* _PROBLEM DETAILS_:
Filter the entries for the word "Settings". Copy each line in which it occurs.

Records from a dataset
━━━━━━━━━━━━━━━━━━━━

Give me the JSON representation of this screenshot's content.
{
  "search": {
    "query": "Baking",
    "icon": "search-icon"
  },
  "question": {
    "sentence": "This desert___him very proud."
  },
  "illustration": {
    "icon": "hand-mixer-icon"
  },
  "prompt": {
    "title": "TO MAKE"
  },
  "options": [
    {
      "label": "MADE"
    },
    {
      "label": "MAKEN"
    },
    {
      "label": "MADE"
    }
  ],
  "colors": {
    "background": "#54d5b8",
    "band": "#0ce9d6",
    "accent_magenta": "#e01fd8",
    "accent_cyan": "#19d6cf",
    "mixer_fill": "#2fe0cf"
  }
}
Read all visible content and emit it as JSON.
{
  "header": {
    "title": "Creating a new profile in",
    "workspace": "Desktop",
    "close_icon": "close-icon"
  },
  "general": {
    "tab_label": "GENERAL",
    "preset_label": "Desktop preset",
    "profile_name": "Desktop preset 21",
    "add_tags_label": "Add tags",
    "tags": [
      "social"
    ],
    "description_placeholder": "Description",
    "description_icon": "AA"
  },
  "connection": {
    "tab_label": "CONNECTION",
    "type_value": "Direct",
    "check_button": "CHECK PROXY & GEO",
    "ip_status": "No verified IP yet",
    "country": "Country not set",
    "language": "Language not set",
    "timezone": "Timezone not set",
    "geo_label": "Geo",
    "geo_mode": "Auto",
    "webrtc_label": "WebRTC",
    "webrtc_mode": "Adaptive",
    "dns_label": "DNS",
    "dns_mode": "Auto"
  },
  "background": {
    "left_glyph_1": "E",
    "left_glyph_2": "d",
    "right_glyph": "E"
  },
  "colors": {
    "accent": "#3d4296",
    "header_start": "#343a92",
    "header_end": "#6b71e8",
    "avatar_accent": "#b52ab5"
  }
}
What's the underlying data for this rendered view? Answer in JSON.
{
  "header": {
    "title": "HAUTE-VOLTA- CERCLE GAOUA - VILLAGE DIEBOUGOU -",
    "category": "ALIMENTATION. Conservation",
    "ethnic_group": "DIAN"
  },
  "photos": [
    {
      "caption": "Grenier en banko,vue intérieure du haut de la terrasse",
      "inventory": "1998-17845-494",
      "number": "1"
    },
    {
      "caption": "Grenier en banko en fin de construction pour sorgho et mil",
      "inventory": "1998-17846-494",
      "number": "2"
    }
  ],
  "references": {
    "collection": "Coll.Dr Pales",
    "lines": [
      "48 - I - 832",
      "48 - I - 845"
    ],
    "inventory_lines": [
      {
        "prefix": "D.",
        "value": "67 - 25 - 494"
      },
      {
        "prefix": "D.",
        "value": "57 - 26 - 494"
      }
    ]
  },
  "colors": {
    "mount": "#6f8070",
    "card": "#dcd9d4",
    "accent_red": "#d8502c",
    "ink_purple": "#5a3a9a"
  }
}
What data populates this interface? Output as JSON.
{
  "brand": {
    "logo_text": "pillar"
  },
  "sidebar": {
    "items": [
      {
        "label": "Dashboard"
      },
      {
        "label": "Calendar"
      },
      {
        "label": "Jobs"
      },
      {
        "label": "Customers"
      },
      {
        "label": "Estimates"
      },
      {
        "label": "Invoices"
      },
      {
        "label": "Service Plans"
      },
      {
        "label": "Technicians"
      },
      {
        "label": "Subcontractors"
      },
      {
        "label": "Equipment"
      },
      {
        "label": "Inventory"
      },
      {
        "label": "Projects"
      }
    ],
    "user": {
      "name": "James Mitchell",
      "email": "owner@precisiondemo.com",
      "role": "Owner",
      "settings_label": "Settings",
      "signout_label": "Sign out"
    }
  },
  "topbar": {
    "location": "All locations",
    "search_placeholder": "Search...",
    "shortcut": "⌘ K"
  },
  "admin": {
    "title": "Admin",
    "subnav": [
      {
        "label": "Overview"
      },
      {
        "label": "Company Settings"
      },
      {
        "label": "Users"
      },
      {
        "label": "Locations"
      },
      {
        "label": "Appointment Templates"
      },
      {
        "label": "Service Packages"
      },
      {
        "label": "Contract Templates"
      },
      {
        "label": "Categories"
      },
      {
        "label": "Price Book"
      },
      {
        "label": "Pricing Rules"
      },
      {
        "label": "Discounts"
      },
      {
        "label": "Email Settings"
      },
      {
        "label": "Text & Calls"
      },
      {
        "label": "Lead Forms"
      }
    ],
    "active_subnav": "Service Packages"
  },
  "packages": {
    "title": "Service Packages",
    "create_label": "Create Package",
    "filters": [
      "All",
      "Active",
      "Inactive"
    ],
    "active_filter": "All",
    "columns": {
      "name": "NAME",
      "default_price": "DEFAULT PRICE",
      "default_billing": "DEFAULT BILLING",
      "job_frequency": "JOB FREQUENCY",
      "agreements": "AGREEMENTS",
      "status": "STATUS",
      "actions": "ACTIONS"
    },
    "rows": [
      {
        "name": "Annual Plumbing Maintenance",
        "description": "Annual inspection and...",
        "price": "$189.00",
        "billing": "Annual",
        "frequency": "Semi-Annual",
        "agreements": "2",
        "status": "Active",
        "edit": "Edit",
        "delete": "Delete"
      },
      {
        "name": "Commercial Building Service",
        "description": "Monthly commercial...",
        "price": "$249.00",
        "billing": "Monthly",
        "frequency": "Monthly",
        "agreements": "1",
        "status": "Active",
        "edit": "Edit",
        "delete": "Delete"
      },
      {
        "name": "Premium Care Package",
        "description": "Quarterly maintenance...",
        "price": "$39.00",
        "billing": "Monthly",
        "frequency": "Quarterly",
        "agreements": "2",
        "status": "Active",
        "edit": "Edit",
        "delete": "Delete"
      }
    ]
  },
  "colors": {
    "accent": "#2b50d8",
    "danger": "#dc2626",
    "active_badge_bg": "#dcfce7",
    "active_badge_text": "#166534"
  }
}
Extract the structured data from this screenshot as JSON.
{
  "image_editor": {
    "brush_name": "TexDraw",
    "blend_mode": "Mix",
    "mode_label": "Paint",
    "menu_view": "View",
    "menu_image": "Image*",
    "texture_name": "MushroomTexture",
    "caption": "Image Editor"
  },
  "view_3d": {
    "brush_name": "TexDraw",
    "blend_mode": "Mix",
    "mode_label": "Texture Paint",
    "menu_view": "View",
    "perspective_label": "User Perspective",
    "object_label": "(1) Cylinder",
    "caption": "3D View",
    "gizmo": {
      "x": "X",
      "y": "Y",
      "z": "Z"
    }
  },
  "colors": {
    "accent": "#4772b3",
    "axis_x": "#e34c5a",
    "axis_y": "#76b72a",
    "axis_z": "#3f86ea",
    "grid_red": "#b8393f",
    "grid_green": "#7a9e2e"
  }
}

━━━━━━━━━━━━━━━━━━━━

* _YOUR RESPONSE_:
      "settings_label": "Settings",
        "label": "Company Settings"
        "label": "Email Settings"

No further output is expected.